◆ Task objective:
If a line of the records contains the word "JSON", list it.

◆ Material for this task:
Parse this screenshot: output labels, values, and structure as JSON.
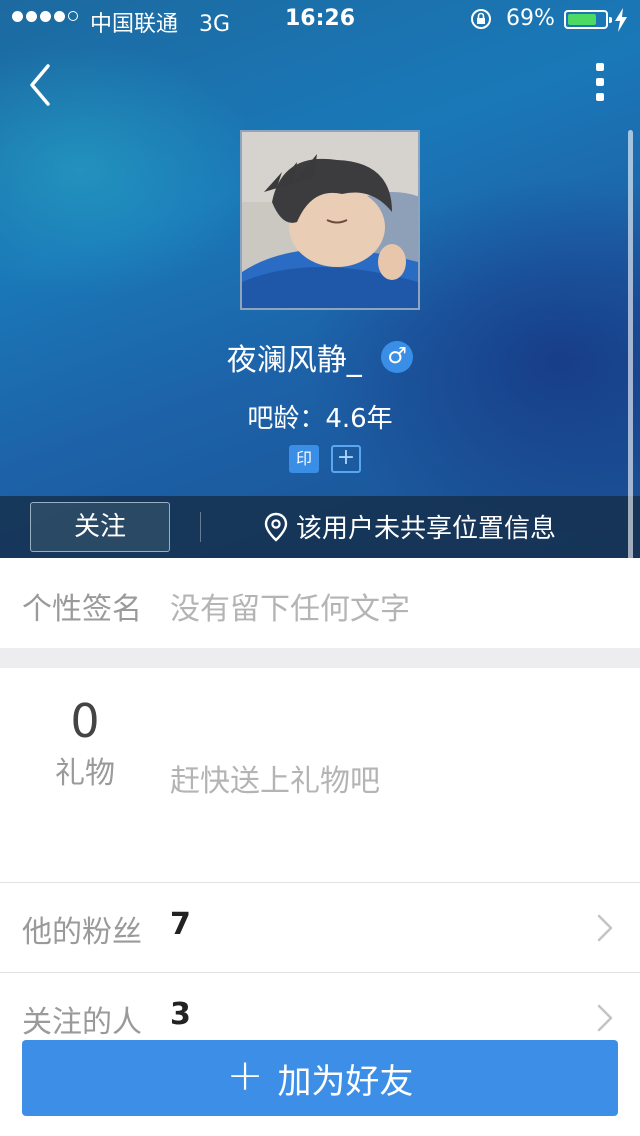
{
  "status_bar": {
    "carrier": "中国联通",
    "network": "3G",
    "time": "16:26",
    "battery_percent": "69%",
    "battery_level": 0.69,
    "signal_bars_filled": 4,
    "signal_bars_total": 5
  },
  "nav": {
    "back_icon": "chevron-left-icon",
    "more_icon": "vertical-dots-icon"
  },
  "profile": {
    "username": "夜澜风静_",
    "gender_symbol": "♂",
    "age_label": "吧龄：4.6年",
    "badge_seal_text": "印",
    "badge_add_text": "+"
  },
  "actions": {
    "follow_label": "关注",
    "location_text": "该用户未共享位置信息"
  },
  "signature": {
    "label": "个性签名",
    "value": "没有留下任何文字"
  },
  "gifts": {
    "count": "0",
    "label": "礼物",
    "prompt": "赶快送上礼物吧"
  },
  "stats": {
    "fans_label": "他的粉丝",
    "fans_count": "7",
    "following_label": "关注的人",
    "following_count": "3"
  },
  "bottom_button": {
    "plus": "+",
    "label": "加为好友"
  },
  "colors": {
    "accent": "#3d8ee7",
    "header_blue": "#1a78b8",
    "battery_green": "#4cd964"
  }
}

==

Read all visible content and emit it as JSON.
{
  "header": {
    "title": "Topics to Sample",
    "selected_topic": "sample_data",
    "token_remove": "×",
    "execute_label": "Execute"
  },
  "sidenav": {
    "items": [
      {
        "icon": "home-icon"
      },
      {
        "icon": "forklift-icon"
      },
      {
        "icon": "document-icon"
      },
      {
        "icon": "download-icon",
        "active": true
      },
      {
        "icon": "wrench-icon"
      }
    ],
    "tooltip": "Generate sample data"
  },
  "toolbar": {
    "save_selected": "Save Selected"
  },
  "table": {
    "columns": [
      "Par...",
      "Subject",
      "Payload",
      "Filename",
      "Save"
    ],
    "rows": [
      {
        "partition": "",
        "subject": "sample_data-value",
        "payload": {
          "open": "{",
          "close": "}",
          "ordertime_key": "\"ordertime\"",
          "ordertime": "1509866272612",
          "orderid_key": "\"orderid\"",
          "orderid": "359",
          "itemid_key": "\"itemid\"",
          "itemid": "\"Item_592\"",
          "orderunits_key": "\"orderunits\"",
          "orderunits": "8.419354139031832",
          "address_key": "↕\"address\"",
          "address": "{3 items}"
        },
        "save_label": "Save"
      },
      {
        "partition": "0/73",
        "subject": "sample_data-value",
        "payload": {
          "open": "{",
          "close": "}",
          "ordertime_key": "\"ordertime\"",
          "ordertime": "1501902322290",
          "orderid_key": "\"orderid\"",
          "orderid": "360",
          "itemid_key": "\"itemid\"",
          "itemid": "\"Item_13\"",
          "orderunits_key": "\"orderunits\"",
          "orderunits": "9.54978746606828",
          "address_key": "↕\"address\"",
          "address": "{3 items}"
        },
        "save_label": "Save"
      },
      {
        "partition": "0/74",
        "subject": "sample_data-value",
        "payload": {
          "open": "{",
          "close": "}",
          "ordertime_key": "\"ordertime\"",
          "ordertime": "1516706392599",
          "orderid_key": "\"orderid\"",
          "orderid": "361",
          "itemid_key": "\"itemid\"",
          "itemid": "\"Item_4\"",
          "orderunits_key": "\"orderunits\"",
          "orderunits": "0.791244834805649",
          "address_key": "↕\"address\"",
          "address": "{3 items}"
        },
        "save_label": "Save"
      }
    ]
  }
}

◆ Task result:
Parse this screenshot: output labels, values, and structure as JSON.
Read all visible content and emit it as JSON.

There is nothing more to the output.